Caring for young children at home with all their toys and plenty of space, that’s one thing. It’s another entirely to get your kids onto a plane. No one enjoys airports, so the other passengers are grumpy, just waiting for your kids to make a peep. And they will. You can’t calm your kids down with a change of scenery. No grandma or babysitter is there to hold the baby while you regroup. Just a plane full of side-eye.
Here’s Happy Traveler’s parent-tested advice.
Some children sleep on planes, but many won’t. You won’t know until you try, so make sure your first flight is scheduled during your toddler’s longest, best wakeful time. Maybe 7 a.m. to 1 p.m. is your happy kid window. If sleepiness hits, great. If not, at least you’re not hauling around a kid who is missing a nap on top of everything else.
Unless you have a super easygoing child, you might not want to try for international travel. Flights at four hours or less are much better than long flights. If you must take a longer flight, consider flying direct so that the overall travel day is shorter. Or, put off longer trips until your child is old enough to enjoy the luxury of unlimited screen time.
No matter how short your flights, your child will be cranky afterwards, and so will you, most likely. Make simple plans for the day of your travel: a dip in the pool, dinner nearby, on time to bed.
Young children often get upset or uncomfortable during takeoff and landing. Nursing or snacking distracts them, as well as helping to clear their ears.
At least double what you’d bring for a typical outing. Don’t bring anything that makes a huge mess: cheese, fruit, food pouches, cut up vegetables, and pretzels are good choices. Maybe bring one indulgent treat, which can dry up tears instantly when you need to head off a tantrum.

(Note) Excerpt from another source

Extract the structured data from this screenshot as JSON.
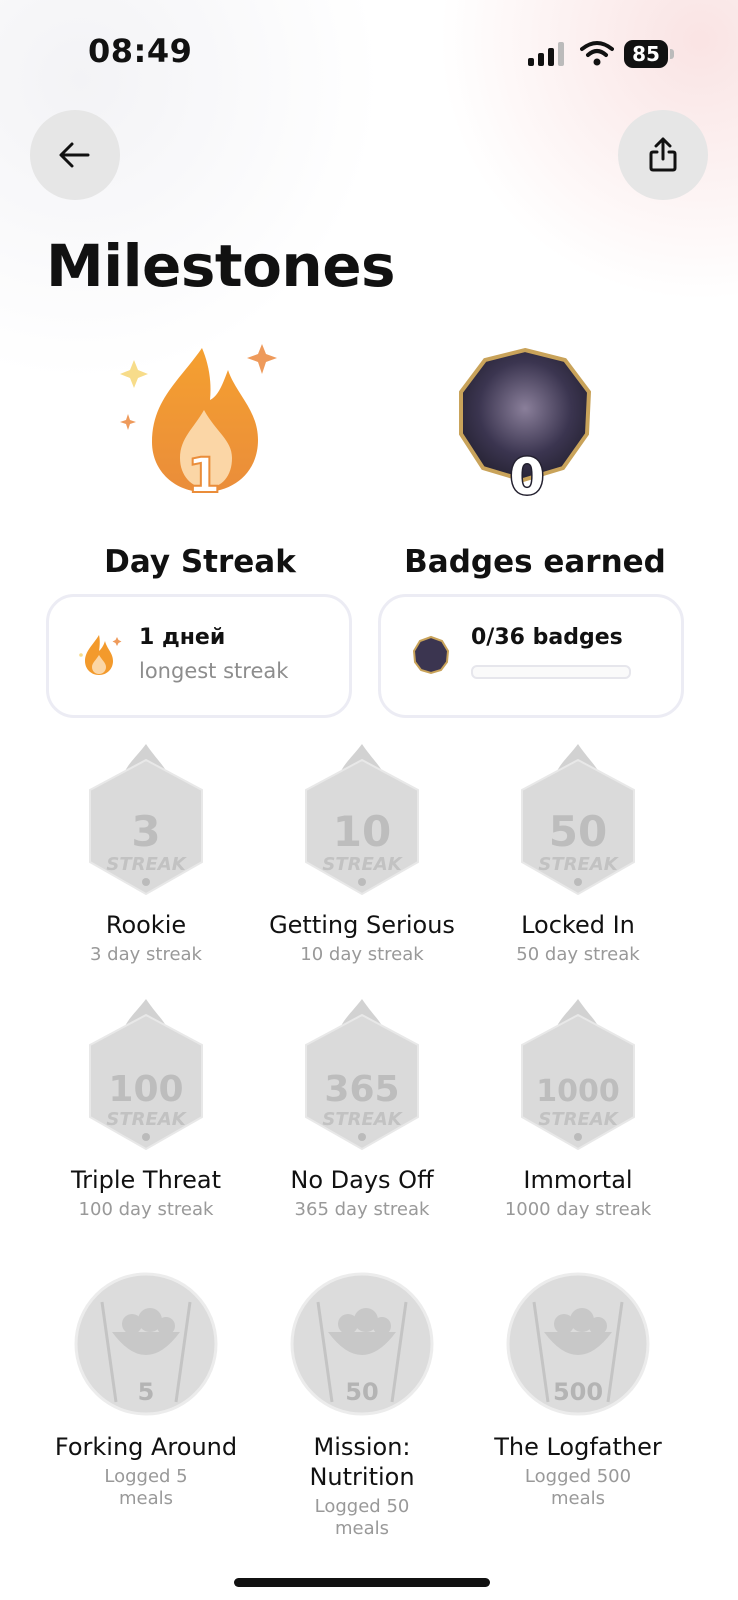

The FAA allows children under 2 to sit on your lap for free, but new walkers are notoriously reluctant to sit still. If you can afford to buy your child a seat, it will give you a bit of extra room. Bonus points if you ask for a two-seat row, which are perfect for single parents traveling with one child.
You will all be happier if your child can turn around, pound or bang on her seat, bounce up and down, and take a few steps back and forth. It will improve her behavior over the duration of the trip.
Make it your mission to ask which bathroom has the changing table as soon as you set foot on the plane. Not every bathroom has one. Otherwise, you may find yourself waiting for the bathroom or attempting to change your child in your lap. Not fun.
This is a job for the dollar store! New toys or gadgets are your secret weapon. Go to any dollar store and stock up on toys your child will like: measuring spoons, board books, pinwheels, blocks.
Don’t throw open the dollar-store bag and let your child have at it, however. Introduce each new item slowly. When your child is getting tired of playing with one toy, have the next one ready. If you individually wrap each item in a zip-top bag (or even gift wrap) it will add interest and specialness, as well as slowing down the progress through the toy hoard.
If you plan carefully and pack a special bag full of the items that will keep your child happily entertained, traveling with your child can even be fun. Of course, as every parent knows: it’s easier to prevent a tantrum than to stop one once it’s started.